Our goal is to foster a richer experience of visiting, exploring, learning and understanding the Upper Housatonic Region. We are dedicated to conserving this heritage while supporting compatible economic opportunities.

Click here to download a full size PDF map of the Heritage Area (653K)

The Connecticut towns: Canaan, Colebrook, Cornwall, Kent, Norfolk, North Canaan, Salisbury, Sharon, and Warren. The Massachusetts towns are Alford, Becket, Dalton, Egremont, Great Barrington, Hancock, Hinsdale, Lanesboro, Lee, Lenox, Monterey, Mount Washington, New Marlboro, Pittsfield, Richmond, Sheffield, Stockbridge, Tyringham, Washington, and West Stockbridge.

Land Acknowledgment

It is with gratitude and humility that we acknowledge that we are learning, speaking and gathering on the ancestral homelands of the Mohican people, who are the indigenous peoples of this land. Despite tremendous hardship in being forced from here, today their community resides in Wisconsin and is known as the Stockbridge-Munsee Community. We pay honor and respect to their ancestors past and present as we commit to building a more inclusive and equitable space for all.

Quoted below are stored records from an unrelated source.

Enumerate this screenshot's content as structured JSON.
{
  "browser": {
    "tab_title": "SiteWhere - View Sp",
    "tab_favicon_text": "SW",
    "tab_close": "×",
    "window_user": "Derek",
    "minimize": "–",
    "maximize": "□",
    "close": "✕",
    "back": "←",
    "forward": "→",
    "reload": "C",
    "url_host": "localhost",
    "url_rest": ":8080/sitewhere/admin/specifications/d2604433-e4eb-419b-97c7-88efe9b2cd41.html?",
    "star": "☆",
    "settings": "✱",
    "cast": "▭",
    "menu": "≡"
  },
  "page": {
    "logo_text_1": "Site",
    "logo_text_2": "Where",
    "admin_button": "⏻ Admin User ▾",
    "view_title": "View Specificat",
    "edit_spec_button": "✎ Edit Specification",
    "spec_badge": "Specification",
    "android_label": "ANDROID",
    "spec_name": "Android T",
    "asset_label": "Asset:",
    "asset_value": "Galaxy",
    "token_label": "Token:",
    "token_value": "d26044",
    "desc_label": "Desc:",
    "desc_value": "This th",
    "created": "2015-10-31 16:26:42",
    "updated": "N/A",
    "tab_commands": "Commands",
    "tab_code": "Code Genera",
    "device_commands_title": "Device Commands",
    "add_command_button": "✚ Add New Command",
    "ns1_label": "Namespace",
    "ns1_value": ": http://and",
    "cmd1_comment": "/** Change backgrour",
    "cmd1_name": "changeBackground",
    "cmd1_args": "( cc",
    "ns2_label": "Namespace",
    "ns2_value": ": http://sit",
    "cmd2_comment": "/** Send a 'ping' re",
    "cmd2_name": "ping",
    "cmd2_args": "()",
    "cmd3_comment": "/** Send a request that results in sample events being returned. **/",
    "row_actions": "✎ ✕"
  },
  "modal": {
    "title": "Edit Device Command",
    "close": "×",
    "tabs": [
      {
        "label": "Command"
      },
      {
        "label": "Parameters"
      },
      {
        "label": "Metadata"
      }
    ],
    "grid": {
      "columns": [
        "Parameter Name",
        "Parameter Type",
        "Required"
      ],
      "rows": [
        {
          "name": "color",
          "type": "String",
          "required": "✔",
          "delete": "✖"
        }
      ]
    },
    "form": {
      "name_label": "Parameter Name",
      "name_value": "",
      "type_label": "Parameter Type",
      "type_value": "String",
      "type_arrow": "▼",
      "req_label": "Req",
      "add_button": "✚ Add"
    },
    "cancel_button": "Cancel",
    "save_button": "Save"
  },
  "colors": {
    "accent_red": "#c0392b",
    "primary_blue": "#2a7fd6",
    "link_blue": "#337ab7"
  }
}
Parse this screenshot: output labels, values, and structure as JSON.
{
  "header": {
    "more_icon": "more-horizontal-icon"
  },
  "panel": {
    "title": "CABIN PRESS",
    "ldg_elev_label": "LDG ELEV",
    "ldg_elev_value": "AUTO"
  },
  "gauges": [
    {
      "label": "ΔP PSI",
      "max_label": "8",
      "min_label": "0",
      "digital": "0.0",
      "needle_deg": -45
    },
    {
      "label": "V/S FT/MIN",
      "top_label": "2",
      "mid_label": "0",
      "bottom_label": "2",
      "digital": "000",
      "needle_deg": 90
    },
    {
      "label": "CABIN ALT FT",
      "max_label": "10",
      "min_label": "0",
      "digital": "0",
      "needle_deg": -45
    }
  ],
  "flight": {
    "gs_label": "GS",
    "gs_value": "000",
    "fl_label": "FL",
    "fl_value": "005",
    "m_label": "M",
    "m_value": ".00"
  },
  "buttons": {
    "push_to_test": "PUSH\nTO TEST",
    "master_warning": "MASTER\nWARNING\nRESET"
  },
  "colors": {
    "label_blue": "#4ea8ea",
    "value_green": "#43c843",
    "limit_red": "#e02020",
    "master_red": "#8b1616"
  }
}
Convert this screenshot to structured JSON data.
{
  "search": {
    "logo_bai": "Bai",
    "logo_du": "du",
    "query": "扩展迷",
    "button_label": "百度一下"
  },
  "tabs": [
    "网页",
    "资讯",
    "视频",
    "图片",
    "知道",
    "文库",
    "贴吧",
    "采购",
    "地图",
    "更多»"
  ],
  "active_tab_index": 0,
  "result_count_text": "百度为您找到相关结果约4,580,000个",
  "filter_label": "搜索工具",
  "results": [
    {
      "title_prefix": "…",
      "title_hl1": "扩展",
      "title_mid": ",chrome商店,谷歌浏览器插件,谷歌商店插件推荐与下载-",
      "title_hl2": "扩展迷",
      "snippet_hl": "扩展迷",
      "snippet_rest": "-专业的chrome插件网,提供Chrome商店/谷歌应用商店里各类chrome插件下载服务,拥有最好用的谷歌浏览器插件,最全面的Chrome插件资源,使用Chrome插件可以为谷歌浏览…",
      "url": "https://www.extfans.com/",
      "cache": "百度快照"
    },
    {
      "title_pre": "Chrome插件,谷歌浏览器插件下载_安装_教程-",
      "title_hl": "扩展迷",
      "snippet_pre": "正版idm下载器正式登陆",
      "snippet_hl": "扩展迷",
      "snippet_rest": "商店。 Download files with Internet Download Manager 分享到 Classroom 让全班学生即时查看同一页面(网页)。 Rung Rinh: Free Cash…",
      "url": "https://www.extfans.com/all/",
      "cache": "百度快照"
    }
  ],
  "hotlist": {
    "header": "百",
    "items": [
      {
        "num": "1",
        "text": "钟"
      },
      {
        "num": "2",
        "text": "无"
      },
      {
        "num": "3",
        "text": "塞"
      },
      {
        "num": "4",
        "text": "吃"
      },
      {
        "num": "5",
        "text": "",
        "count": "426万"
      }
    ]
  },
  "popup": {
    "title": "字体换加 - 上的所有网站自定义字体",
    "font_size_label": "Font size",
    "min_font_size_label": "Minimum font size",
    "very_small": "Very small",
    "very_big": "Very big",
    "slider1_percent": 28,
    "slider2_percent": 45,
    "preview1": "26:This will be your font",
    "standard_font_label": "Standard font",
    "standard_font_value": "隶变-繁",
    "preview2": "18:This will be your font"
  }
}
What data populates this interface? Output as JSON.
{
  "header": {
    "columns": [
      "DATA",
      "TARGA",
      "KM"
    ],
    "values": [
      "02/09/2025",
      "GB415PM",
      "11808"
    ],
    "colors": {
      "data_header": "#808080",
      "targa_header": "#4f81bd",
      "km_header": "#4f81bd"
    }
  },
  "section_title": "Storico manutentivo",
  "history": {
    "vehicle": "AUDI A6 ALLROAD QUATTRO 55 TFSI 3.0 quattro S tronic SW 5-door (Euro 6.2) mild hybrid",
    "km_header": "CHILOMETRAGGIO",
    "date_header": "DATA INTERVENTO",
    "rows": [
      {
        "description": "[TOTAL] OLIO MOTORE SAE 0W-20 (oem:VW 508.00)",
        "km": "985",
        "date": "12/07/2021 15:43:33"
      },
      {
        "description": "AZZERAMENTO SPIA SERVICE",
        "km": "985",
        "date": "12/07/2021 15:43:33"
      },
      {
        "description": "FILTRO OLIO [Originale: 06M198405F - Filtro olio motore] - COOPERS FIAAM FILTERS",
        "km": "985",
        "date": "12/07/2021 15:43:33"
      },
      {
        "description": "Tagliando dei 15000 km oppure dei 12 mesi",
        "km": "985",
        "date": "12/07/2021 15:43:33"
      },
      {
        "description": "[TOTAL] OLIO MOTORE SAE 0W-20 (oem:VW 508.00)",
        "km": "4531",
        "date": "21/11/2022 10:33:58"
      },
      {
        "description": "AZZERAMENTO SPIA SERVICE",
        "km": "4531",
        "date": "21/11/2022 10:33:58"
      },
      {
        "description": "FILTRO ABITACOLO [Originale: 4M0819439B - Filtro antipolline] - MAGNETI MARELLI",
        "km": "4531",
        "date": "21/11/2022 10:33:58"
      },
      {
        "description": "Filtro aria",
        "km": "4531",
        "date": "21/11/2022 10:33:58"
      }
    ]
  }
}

Housatonic Heritage advocates for informed research and respectful interpretation of the Indigenous People that have historically inhabited the lands of the Upper Housatonic River region.  We urge others to join us in learning about these important histories, to understand the culture and lifeways of the Mohican Indians, and to respect both their true history and their contemporary lives.